Task prompt:
Which of the lines in the data below contain the string "Output"? Copy each of them.

[Stored entries]
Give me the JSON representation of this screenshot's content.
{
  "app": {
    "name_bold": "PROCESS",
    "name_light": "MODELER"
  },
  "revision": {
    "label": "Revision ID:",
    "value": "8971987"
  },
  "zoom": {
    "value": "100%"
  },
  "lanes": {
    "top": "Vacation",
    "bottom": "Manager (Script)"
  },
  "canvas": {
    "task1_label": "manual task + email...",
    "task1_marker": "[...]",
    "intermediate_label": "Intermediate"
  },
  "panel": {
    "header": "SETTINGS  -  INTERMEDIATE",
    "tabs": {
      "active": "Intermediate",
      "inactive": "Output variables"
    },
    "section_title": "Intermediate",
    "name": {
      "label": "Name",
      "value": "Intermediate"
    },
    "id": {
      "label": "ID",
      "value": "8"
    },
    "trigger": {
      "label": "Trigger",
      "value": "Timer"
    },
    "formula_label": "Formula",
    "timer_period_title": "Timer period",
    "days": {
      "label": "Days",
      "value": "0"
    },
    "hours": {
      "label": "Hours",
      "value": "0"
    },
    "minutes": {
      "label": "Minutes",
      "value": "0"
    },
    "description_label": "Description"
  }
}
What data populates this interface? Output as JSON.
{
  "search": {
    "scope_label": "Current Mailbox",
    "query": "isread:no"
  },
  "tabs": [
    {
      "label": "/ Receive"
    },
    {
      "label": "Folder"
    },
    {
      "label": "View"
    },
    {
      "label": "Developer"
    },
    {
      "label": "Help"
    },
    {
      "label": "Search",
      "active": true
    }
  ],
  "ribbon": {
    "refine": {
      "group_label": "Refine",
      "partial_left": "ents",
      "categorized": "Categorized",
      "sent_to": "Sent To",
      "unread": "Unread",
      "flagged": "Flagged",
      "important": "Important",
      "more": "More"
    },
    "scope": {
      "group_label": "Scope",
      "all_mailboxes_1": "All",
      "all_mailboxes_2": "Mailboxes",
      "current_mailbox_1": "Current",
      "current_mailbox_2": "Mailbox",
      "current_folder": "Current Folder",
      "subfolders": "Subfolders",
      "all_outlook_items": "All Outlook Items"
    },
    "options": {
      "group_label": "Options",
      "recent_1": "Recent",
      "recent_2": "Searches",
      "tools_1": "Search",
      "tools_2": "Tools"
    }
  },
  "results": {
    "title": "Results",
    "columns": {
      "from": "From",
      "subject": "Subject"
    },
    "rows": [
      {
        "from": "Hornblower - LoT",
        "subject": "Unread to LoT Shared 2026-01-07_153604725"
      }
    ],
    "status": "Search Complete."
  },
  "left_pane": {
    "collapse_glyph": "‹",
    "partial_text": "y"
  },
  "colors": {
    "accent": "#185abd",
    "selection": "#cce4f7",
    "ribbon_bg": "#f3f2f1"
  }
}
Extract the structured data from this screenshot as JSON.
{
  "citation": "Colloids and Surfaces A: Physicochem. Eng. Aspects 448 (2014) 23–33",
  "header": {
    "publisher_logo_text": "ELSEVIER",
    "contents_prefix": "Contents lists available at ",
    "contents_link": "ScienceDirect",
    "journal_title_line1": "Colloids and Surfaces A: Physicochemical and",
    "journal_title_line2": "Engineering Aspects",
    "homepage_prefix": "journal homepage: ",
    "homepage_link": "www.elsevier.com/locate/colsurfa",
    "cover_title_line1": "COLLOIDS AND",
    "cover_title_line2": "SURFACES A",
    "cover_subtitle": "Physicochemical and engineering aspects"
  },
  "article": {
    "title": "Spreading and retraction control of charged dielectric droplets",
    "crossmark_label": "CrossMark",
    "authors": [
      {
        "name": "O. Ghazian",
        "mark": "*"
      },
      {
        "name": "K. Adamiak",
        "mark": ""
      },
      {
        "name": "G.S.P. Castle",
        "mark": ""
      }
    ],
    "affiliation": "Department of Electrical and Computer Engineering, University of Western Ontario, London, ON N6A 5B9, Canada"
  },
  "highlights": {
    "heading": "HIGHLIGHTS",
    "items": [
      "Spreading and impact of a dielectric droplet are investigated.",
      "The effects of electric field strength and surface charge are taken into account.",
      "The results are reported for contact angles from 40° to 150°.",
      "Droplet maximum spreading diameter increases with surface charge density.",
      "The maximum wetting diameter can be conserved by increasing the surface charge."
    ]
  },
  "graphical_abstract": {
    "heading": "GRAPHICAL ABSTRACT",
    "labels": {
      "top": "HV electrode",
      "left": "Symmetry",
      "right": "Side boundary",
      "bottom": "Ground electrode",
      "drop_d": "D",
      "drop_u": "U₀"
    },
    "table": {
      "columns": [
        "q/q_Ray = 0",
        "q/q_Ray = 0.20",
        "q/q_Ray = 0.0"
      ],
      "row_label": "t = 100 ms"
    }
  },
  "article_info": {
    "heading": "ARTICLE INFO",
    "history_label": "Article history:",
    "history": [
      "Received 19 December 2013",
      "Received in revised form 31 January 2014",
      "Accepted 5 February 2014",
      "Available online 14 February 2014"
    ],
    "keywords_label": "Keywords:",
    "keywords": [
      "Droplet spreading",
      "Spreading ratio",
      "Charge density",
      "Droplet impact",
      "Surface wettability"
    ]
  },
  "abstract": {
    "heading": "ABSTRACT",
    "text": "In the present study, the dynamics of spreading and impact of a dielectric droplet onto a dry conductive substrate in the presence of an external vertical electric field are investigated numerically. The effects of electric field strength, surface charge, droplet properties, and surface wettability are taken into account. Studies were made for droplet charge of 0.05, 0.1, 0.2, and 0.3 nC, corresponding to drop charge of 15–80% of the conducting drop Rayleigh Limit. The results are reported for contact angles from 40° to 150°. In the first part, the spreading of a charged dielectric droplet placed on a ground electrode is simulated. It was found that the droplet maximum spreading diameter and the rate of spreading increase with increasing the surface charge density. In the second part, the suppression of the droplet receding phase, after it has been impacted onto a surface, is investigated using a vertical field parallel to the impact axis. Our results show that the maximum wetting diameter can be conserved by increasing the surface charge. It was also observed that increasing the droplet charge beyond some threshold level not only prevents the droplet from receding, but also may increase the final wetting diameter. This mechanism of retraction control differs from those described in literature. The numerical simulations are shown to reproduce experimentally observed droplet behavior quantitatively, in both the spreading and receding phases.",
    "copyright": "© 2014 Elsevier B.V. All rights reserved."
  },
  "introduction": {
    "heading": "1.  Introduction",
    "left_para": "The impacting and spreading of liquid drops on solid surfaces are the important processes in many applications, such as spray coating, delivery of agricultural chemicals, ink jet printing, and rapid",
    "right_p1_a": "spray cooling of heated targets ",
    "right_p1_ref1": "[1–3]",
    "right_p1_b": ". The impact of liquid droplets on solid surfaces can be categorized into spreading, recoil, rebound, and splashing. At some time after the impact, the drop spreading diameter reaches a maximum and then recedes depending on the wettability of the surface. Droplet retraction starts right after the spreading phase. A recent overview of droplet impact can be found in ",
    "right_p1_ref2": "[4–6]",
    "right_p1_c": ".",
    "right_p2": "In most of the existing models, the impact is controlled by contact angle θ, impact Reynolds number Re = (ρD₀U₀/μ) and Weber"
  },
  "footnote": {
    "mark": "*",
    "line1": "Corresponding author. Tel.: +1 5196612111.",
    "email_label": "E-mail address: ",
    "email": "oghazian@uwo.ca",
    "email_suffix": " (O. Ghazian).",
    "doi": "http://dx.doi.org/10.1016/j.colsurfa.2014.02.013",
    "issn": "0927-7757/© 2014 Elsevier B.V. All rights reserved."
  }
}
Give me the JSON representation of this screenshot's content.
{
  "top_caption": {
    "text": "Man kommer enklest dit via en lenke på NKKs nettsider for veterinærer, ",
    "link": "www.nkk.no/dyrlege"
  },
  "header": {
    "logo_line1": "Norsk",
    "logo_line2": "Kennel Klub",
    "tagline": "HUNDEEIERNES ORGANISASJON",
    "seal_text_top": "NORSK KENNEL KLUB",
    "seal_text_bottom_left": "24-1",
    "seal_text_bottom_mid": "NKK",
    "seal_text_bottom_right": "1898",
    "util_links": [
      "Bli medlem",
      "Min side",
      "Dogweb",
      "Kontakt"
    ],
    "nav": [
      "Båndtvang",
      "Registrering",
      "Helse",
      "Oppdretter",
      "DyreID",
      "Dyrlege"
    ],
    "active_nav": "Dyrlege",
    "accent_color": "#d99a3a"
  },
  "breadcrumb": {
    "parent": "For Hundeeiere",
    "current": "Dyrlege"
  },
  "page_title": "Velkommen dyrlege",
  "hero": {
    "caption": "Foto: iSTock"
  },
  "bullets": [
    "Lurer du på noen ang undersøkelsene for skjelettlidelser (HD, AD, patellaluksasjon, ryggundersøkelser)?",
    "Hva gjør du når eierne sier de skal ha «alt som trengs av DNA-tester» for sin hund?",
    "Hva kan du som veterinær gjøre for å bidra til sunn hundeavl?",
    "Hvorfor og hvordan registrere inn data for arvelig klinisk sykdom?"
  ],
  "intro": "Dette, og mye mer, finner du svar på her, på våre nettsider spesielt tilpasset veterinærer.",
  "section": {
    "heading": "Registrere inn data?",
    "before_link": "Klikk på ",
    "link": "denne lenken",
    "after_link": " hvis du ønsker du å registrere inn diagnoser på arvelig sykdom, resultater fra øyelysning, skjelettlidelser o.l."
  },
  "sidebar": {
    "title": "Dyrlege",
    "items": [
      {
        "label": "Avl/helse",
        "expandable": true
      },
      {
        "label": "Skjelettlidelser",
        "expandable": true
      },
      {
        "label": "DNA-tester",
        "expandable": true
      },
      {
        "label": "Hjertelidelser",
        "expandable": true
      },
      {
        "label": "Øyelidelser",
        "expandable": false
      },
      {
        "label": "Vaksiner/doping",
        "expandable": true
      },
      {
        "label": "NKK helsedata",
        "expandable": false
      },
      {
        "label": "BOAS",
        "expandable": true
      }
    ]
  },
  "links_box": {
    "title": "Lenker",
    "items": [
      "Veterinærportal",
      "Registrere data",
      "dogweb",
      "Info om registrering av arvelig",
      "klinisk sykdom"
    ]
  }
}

Completed task:
      "inactive": "Output variables"
What data populates this interface? Output as JSON.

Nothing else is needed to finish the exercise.